Barracuda's satisfying cloud meal offsets appliances dip
Bet they're glad they switched streams
Barracuda can smile as another solid quarter's work, the appliance of cloud science as we might say, brings in revenue growth and profits.
Total revenue for the cloud-using, data protection and security business grew 12 per cent year-over-year to $87.9m, compared to the estimated $81m at the end of the last quarter. Revenues were $78.4m a year ago. There was a $2.4m profit, which contrasts very nicely with a $2.2mn loss a year ago.
Subscription revenue grew to $66.9m, up 19 per cent from the year-ago $56.1m, representing 76 per cent of total revenue.
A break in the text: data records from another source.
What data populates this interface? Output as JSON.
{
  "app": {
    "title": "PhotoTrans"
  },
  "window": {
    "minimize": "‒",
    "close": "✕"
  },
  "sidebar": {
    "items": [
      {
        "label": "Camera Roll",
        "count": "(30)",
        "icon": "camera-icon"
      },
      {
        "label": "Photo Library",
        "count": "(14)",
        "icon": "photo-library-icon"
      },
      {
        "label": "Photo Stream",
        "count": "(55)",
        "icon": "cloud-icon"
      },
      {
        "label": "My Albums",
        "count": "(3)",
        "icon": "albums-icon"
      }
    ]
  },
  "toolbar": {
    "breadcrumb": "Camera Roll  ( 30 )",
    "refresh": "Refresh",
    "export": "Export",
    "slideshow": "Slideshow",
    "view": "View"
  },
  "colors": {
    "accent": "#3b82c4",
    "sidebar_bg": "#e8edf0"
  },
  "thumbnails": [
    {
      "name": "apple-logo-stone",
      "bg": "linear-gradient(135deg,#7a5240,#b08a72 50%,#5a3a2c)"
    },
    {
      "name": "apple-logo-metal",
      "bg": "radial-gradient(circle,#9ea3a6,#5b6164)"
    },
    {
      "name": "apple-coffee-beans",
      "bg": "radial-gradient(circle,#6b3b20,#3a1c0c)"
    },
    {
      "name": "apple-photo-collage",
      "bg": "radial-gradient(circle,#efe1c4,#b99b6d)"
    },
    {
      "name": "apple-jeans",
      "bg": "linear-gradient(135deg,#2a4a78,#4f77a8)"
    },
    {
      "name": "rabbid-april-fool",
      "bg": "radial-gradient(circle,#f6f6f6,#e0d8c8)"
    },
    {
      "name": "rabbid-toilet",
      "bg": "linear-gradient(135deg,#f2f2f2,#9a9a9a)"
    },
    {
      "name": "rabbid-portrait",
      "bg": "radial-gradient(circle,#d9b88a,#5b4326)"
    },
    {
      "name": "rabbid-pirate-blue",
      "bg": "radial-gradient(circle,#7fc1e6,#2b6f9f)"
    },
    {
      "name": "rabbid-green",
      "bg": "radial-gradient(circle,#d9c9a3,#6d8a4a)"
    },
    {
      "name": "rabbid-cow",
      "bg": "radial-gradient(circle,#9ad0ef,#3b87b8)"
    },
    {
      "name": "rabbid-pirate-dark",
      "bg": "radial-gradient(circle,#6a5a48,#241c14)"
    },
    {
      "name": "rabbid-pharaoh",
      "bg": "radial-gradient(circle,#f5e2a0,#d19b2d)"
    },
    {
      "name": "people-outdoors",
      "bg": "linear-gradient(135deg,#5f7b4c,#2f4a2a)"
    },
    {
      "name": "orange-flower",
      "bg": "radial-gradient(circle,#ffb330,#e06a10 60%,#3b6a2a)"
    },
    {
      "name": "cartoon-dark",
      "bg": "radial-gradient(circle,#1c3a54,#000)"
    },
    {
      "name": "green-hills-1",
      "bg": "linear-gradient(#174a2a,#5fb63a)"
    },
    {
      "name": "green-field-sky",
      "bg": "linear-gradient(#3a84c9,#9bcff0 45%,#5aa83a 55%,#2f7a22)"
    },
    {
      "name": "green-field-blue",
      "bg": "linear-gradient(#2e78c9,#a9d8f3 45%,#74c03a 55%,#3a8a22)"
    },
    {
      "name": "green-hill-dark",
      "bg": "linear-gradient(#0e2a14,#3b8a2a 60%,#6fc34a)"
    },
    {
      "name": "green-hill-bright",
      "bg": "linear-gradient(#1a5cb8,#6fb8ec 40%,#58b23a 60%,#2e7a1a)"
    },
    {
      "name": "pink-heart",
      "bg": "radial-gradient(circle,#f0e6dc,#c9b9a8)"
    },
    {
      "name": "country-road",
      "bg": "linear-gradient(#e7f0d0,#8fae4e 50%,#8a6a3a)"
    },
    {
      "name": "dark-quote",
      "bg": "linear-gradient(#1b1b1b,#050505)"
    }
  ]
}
Appliance revenue was $21.0m, down 5.6 per cent from the $22.3m reported a year ago, but 14.3 per cent lower than the previous quarter's $2.8m.
- Gross billings were $100.3m, compared with $98.4m 12 months prior,
- The number of active subscribers grew approximately 14 per cent to over 298,000,
- The dollar-based renewal rate was 96 per cent for the quarter.
CEO and president BJ Jenkins said: "We believe Barracuda is well positioned to build on our momentum and be a market leader in our targeted focus areas as customers look to adopt new application and network deployment models and move workloads to the cloud."
William Blair analyst Jason Ader summed up the results like this: "Strength on the quarter was driven by demand for the company's public cloud subscriptions while seeing stabilization in demand for appliances where revenue declined by only 5.6 per cent year-over-year. In our view, Barracuda is doing a good job executing against its plan to transform itself into a cloud provider of security and storage solutions while still sustaining its appliance business."
Barracuda revenues and net income to Q2 fiscal 2017.
Ader pointed out Barracuda's success with new products to protect customers that are migrating to Office 365 and Microsoft Azure as well as Amazon Web Services, with now over 40 global 1000 customers using its products and close to 1,000 public cloud customers in total.
He says Barracuda "is in the early stages of executing against its three-pronged strategic plan to reposition the company toward a broader shift to third-party cloud infrastructure and managed security service providers. While we believe the company is taking the right steps to position itself for the transition, a significant portion of the legacy on-premise business will continue to face headwinds as the transition to Office 365 and public cloud providers accelerates."
It's Ader's belief that the legacy email appliance will largely transition to the cloud over time. Barracuda is set fair and as long as warm and friendly trade winds blow the good ship Barracuda should scud along. ®